──────── Data excerpts ────────
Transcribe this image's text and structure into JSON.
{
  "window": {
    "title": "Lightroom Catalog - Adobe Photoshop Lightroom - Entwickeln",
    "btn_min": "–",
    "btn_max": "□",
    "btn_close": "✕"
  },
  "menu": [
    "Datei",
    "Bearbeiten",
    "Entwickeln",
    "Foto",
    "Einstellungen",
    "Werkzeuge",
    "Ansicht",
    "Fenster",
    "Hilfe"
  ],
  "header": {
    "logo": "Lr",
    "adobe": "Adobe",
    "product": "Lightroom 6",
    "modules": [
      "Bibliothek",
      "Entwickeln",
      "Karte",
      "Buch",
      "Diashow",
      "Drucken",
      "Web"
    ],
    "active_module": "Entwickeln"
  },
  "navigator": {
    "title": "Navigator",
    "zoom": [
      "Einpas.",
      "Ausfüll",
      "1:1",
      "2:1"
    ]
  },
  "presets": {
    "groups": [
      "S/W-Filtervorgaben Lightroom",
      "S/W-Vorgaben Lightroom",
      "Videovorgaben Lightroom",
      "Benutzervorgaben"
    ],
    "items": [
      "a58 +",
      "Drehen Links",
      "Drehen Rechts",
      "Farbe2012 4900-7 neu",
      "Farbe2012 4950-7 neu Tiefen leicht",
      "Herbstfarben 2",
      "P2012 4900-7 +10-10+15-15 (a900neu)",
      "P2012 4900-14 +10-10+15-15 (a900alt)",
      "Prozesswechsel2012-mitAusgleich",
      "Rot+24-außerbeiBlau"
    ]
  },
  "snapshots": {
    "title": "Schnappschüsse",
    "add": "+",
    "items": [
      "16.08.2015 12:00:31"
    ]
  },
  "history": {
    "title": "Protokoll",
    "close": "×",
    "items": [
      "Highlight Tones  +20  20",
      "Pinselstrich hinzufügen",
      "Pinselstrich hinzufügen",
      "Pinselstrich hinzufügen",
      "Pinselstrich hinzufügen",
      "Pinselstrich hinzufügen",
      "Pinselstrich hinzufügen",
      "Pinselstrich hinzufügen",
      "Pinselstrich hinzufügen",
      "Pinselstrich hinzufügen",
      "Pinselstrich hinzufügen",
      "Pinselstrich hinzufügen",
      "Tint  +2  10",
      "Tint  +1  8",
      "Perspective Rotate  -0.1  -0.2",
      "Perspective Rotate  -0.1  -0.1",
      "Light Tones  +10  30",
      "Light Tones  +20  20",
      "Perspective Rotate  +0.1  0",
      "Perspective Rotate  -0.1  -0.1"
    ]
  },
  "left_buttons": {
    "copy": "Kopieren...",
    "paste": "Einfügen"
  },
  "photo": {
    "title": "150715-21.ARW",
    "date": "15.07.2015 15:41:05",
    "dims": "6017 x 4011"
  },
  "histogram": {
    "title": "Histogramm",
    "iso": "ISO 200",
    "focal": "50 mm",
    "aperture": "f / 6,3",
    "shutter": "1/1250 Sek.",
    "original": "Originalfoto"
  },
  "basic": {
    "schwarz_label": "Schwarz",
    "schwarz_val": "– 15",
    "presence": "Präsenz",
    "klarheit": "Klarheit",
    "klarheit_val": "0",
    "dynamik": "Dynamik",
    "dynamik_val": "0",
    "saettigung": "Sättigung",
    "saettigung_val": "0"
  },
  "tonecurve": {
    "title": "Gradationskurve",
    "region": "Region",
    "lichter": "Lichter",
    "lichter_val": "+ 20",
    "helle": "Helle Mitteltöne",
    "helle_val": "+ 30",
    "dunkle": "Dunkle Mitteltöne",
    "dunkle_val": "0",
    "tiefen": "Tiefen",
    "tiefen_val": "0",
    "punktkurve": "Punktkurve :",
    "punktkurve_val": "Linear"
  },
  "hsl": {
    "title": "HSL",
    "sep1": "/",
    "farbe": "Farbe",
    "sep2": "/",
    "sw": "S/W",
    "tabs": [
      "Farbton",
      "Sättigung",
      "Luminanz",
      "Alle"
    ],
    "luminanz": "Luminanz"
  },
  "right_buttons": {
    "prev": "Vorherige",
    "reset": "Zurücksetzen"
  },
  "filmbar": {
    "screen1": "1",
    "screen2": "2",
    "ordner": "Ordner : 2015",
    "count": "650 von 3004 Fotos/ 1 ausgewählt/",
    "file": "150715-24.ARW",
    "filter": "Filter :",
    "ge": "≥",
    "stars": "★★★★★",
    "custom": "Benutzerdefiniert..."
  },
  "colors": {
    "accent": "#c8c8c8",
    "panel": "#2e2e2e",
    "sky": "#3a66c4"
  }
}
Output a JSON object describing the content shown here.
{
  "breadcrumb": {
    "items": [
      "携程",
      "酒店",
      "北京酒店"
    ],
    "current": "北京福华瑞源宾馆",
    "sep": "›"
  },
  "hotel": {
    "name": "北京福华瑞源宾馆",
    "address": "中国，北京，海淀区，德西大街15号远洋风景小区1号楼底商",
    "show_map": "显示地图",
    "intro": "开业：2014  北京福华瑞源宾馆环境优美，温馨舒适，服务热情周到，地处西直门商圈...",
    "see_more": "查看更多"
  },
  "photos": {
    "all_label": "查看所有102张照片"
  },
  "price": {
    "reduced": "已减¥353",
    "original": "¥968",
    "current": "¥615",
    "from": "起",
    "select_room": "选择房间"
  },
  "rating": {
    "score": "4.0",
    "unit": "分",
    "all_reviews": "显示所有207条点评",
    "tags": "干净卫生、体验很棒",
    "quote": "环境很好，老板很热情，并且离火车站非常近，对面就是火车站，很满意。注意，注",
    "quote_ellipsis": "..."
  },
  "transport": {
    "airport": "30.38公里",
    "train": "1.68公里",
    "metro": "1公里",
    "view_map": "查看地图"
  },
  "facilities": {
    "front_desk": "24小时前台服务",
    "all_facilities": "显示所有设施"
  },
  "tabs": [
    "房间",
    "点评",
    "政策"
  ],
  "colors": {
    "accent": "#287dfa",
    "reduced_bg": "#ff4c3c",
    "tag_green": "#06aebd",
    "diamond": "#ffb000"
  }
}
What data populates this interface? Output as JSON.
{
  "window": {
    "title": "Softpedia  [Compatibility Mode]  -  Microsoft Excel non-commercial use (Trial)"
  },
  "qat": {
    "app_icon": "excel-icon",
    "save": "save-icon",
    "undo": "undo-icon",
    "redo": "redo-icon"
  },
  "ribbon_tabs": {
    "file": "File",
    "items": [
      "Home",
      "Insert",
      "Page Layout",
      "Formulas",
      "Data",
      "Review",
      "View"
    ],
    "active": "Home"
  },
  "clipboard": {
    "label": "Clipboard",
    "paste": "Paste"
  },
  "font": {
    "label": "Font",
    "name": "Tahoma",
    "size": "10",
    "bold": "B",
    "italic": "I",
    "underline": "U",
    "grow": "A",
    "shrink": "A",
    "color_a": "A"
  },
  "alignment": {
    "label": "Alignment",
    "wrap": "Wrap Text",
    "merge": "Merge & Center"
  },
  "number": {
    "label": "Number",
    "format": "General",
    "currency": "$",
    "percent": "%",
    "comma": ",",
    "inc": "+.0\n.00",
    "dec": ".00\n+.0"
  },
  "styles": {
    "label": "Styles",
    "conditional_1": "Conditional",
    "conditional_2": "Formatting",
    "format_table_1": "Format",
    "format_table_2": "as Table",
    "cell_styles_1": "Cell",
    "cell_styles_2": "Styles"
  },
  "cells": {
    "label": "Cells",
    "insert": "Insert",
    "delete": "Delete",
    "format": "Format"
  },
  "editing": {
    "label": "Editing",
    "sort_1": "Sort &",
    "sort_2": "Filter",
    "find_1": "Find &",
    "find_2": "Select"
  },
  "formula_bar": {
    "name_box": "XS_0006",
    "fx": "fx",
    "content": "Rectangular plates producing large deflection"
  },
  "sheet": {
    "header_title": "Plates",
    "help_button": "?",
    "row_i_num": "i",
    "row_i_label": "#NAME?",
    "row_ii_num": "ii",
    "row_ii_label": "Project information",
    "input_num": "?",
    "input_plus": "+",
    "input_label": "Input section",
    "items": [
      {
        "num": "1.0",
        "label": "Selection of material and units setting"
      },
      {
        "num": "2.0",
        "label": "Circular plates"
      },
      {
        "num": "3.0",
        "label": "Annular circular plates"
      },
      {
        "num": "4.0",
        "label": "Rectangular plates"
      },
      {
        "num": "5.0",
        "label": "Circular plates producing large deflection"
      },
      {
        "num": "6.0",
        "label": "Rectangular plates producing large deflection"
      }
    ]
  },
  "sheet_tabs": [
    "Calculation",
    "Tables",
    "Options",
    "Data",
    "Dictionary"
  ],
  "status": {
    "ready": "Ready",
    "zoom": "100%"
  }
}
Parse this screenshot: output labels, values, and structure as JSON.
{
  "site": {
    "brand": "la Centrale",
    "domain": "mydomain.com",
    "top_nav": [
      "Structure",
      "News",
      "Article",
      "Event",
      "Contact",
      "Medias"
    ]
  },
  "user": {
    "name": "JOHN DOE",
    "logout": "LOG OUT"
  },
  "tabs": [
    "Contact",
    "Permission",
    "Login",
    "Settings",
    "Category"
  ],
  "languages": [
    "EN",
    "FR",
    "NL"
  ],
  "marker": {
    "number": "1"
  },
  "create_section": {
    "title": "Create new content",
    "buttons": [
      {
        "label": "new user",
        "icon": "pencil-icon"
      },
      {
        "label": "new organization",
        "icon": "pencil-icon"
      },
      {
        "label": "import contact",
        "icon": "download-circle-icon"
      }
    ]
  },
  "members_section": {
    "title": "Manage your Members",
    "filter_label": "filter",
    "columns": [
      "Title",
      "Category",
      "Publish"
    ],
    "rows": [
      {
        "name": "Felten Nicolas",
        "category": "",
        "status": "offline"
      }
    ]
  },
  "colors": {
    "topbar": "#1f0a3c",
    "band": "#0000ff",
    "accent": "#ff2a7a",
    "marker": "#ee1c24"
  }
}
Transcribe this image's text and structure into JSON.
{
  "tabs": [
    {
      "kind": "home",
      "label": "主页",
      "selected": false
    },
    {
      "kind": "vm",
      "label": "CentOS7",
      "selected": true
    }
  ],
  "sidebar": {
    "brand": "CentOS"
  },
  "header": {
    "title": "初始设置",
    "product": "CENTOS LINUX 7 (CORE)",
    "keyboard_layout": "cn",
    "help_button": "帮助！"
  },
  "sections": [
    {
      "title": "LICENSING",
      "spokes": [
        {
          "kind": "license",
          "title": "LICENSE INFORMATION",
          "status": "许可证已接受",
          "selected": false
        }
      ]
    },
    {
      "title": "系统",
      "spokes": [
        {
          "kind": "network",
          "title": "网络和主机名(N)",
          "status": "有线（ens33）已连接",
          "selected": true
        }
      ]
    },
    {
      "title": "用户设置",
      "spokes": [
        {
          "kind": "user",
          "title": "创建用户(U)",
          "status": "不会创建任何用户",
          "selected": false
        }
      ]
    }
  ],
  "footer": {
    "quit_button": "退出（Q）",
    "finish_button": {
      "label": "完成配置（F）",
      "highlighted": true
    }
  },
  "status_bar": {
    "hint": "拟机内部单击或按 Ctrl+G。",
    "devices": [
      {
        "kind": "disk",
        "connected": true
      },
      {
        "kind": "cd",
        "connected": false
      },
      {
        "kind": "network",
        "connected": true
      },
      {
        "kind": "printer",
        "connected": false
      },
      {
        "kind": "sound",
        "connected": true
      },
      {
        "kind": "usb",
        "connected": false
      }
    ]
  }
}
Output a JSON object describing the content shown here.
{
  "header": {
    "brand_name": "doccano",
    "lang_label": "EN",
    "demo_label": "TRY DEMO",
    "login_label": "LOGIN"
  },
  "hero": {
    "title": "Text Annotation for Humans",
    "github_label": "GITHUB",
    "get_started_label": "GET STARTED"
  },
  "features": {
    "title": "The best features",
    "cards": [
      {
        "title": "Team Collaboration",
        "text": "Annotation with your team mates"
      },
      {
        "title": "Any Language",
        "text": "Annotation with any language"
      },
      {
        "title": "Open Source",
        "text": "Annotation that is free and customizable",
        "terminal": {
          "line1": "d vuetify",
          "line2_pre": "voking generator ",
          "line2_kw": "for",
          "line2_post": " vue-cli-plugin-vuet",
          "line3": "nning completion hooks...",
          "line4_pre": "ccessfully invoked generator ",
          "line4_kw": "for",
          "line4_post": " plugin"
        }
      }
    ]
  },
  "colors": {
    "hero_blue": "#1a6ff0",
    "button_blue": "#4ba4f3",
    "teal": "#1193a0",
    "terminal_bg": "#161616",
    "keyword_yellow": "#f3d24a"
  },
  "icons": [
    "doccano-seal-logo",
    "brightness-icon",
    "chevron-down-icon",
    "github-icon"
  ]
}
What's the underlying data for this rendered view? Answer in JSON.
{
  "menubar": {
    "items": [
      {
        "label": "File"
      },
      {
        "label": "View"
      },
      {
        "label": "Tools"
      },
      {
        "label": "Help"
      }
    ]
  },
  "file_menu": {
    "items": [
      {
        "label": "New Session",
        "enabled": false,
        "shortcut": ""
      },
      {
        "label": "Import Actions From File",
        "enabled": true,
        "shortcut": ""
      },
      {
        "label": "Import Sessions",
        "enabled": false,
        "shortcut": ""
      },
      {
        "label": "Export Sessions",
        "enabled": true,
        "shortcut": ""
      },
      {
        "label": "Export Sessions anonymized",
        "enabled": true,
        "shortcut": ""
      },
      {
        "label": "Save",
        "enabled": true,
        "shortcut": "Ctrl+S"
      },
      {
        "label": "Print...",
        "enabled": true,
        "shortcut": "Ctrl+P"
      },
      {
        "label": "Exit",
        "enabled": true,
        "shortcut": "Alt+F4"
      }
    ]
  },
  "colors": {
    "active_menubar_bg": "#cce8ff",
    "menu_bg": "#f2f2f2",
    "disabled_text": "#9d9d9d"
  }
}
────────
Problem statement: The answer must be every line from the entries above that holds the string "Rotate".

Solution to this problem:
      "Perspective Rotate  -0.1  -0.2",
      "Perspective Rotate  -0.1  -0.1",
      "Perspective Rotate  +0.1  0",
      "Perspective Rotate  -0.1  -0.1"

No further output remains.